Advanced roman law

A.Y. 2016/2017
6
Max ECTS
42
Overall hours
Language
Italian
Expected learning outcomes
The teaching aims to develop in the students:
- knowledge and understanding of the topics and institutions dealt with;
- indipendent critical evaluation of the historical issues examined;
- reading and interpreting skills of legal sources for the period considered;
- communication skills consisting in the use of an appropriate legal terminology;
- awareness of the general problems involved in a public system of criminal punishment, in order both to protect social peace and public order and to guarantee the fundamental rights of each person.
Course syllabus and organization

Unique edition

Responsible
Lesson period
First semester
Syllabus
Prerequisites
It is necessary to have already passed the examination in Roman Private Law. No previous knowledge of Latin is required.

Contents of the Course and Syllabus
This Course is concerned with the Roman criminal system and its development during the whole of the legal experience of Ancient Rom. It focuses on the period from the Republican Era to Late Antiquity (5th c. BC - middle of the 6th c. AD). The following topics will be dealt with:
- fundamental principles and values underlying the various systems of public punishment in Rome;
- function and scope of the punishment, both public and private;
- implications and nature of the poena in Ancient Rome, considered: (a) in its historical phenomenology, with the analysis of single paradigmatic cases; (b) in its connection with the thought of philosophers, jurists, historians and orators between the Late Republic and the Early Principate;
- the fundamental distinction, typical for Roman Law, between delicta and crimina;
- main characteristics of each criminal procedure from the Republican period to Late Antiquity (iudicia populi, quaestiones perpetuae, cognitio extra ordinem);
- some crimes and forms of punishment in particular (e.g. various forms of capital punishment and exile, infamia);
- the way how execution of punishments was performed by the State.

As it will be clear, the general problems involved by a discussion on criminal systems in Ancient Rome show unexpected profiles of modernity towards the present debate on issues like the fundamental rights of the person or the protection of the rules which guarantee a pacific social coexistence both inside and outside a single State, within the wider international community.

Teaching activity
The Course will consist in 42 lecture hours of frontal teaching. It will also include an exegetical analysis of both legal and literary sources (in translation) with specific relevance for the topics dealt with. A lecture on "Roman legal sources and their manuscript tradition" will take place at the Biblioteca Ambrosiana. In addition, at the end of the Course an excursion will be organized in order to visit the relevant sites of Ancient Milan, the Late Antique capital of the Western Roman Empire.

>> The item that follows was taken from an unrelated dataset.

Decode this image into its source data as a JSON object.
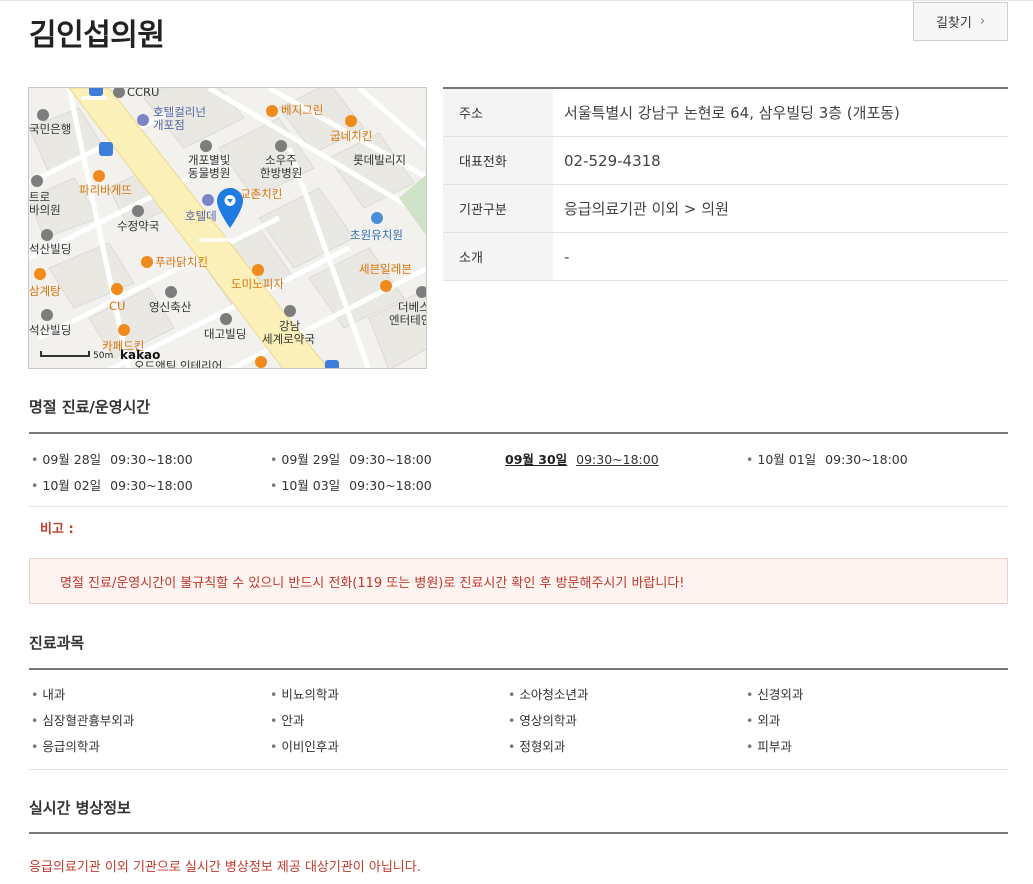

Bibliography and Learning Material
The books adopted are:
(1) G. VALDITARA, Riflessioni sulla pena nella Roma repubblicana, Giappichelli ed., Torino 2015, pp. 1-111;
together with
(2) G. BASSANELLI SOMMARIVA / S. TAROZZI / P. BIAVASCHI (edd.), Giudizi, giudici e norme processuali in Occidente nei secoli IV-VIII. Vol. II: Studi sulle fonti (Collana Ravenna Capitale), ed. Maggioli, 2015, only pp. 49-159.

Both books are also available at the bookshop Cortina, Via Festa del Perdono 7, Milan. It is also recommended the reading of a manual of Roman Legal History (or History of Roman Public Law) for the part on "sources of Roman Law". Other material will be distributed during the lectures.

Verification of Individual Progress
The examination will be oral, with the aim of verifying in the students knowledge and understanding of the topics forming part of the Syllabus, the acquisition of an indipendent judgement, of exposing skills and the use of an appropriate legal terminology.

Other Information
The students who would like to write a final dissertation on Roman law are requested to ask for an appointment sending an e-mail to the teachers at the following addresses: lorena.atzeri@unimi.it; nunzia.donadio@unimi.it.

Office Hours
The office hours of the single teachers will be made public on the website of the University. It is however recommended to ask for an appointment in advance sending an e-mail.
Lessons: 42 hours
Educational website(s)